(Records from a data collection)
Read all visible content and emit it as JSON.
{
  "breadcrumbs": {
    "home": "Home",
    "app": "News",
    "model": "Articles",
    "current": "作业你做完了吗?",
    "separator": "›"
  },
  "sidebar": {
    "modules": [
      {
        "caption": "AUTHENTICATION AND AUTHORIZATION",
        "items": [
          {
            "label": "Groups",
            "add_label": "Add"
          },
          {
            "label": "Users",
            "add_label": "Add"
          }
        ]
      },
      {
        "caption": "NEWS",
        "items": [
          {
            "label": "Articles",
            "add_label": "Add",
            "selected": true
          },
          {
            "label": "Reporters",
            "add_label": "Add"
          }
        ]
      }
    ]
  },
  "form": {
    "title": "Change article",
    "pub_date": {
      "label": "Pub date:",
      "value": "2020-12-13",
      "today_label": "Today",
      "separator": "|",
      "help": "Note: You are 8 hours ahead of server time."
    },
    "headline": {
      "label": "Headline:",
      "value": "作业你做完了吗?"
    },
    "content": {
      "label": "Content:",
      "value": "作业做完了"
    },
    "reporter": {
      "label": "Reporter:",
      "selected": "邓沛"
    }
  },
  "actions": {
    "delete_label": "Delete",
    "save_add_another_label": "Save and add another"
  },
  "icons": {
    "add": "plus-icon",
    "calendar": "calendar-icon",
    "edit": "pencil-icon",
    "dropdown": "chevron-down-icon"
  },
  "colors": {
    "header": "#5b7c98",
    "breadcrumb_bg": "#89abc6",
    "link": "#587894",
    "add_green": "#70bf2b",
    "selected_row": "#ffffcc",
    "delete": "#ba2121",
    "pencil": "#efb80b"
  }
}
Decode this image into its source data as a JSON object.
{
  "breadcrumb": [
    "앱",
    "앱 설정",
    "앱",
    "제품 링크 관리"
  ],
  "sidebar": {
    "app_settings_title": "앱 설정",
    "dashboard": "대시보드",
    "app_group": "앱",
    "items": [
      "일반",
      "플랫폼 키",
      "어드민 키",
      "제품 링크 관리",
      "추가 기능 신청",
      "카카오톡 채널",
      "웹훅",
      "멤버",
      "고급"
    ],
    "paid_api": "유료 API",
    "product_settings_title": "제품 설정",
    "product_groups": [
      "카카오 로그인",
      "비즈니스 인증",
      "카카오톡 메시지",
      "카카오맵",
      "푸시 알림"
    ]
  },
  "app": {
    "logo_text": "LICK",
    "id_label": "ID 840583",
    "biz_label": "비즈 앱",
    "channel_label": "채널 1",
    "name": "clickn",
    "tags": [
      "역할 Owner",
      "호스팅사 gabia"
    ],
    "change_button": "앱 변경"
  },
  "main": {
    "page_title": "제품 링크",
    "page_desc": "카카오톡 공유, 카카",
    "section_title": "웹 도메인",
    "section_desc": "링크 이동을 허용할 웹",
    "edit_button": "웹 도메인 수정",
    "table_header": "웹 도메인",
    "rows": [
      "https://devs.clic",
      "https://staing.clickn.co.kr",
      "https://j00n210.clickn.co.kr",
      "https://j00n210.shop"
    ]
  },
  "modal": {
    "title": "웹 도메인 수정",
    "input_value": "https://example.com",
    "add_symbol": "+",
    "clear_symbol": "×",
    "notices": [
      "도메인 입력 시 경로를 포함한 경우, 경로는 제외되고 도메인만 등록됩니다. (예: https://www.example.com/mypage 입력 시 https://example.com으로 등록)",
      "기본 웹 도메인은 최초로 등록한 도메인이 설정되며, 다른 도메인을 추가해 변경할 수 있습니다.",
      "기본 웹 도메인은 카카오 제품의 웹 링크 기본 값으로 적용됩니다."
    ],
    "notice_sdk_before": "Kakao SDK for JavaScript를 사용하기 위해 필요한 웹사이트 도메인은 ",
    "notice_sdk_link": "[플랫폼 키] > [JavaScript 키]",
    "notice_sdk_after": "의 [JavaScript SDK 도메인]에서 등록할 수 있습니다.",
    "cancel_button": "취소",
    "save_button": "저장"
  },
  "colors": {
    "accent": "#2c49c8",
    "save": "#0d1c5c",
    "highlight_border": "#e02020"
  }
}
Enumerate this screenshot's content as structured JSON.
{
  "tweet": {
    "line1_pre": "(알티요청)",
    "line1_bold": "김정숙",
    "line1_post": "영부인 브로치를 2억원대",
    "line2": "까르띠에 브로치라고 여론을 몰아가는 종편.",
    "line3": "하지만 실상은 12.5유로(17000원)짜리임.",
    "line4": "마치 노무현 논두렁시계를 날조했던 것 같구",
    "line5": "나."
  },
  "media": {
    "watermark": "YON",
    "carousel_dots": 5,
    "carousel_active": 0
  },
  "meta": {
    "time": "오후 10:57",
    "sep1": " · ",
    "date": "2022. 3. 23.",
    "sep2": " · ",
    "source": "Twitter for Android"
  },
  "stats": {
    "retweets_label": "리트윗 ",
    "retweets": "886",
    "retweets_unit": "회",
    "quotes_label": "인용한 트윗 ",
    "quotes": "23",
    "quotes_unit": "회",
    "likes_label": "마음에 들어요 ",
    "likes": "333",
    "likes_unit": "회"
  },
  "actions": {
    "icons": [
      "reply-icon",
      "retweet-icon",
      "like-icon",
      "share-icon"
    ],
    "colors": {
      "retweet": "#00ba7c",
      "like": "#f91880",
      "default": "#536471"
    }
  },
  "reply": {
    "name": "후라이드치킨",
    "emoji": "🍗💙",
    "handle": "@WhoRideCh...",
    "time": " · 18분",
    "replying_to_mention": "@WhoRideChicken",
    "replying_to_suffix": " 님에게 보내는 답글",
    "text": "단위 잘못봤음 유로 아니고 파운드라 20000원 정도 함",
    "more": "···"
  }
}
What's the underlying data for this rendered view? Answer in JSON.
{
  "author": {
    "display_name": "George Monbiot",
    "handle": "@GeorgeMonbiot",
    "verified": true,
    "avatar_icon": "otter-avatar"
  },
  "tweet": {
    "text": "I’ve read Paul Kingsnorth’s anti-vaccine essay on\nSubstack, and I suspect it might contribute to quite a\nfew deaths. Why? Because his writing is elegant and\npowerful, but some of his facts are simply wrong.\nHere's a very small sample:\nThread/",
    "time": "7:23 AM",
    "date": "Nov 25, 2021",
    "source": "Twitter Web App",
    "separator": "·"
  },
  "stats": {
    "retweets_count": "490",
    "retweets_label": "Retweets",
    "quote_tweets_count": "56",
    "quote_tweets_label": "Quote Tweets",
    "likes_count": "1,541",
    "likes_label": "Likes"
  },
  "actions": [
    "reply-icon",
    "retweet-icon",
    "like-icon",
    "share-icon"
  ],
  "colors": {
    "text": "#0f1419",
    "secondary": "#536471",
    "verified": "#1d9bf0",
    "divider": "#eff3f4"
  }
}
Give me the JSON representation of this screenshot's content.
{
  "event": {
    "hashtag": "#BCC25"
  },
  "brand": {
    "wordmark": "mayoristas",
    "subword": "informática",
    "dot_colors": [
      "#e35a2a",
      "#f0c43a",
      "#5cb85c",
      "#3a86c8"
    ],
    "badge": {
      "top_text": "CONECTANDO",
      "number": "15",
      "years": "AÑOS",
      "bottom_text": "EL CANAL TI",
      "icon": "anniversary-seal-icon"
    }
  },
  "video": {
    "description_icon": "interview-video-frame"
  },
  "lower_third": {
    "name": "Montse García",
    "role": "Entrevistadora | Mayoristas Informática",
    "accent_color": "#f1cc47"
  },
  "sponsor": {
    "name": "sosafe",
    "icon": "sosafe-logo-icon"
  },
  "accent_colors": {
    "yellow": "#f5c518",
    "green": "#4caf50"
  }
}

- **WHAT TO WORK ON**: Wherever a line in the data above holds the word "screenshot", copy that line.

- **EXERCISE ANSWER**:
Enumerate this screenshot's content as structured JSON.
Give me the JSON representation of this screenshot's content.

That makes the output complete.